Fellow runner and Wilma Theatre owner Rick Wishcamper, who heads to the Copper Canyon race with Kevin Twidwell, Kiefer Hahn and Dean McGovern, said the group wanted to raise $3,500 to feed the Raramuri competitors.
At last count, the total was somewhere in the $7,000 or $8,000 range, and people may still donate at www.norawas.org, Wishcamper said. The cause is described in the best-seller "Born to Run," which features Caballo Blanco, who paid $3,000 of his own money last year to buy food for the Raramuri runners.
Among the audience members who packed the Wilma were many runners in athletic gear. Trisha Miller turned out early to hear Caballo, and Thursday she said his talk was both entertaining and enlightening.
"It's always inspiring to hear people who run for themselves and run for others, and who dedicate themselves through this sport to the end result (of) giving back," said Miller, who has been a runner herself the past eight years.
In fact, she and Missoula Fire Department firefighter Andy Drobeck are pulling in money for charity, too. The couple stages the Montana Made Run to fundraise for the International Association of Fire Fighters Burn Foundation, and they just completed the Chicago Marathon for the same cause.
Together, Drobeck and Miller raised $6,200 this year. The money goes toward medical bills and also camps for burn victims. Last year, the couple raised $4,900 in the Marine Corps Marathon.
"If we (firefighters) get burned on the job, it's a work-comp thing, and there's other support," Drobeck said. "But if you pull a victim out of the fire, it's good to know there's a charity and they'll be helped."
Drobeck, who also attended Caballo Blanco's talk, said he's familiar with the generosity of Missoulians, the same giving nature one of the lecture sponsors lauded Wednesday evening. Among all the IAFF teams across the U.S., the firefighter said Missoula raised the most money this year, and Billings raised the second most at $3,700.
"It's not like I'm a special sales person at getting money. It's just that people want to support things like that here," Drobeck said.
And not only did the home team - Drobeck and Miller - raise the most money, he said Missoula runners are fastest in the IAFF as well. Drobeck finished the Chicago marathon in 2 hours 35 minutes and Miller finished in 3:00.
Runners don't have to be firefighters to be on the IAFF team, and it isn't too late to donate. Head to www.active.com/donate/IAFFBFdnBoACM10/trisha.
One reason Drobeck began raising money for others was because he was spending so much of his time training - time he could have been using to do a coat drive or something similar, he said.
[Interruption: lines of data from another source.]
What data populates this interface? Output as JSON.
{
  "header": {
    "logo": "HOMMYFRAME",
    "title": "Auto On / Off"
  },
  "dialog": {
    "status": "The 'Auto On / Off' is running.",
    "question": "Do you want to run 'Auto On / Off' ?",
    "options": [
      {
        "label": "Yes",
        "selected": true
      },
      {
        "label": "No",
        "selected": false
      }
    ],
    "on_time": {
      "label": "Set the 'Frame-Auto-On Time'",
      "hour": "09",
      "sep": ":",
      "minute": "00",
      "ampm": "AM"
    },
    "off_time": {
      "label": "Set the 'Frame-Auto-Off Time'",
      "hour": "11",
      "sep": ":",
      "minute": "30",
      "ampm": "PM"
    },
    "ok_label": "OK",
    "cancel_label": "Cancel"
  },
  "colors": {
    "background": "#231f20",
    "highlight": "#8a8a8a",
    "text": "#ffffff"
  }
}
Drobeck didn't want to be selfish, and he knows people liked giving money to firefighters, so he took up the IAFF Burn Foundation cause.
"If I'm going to spend all this time running, maybe I should do something good as well," he said.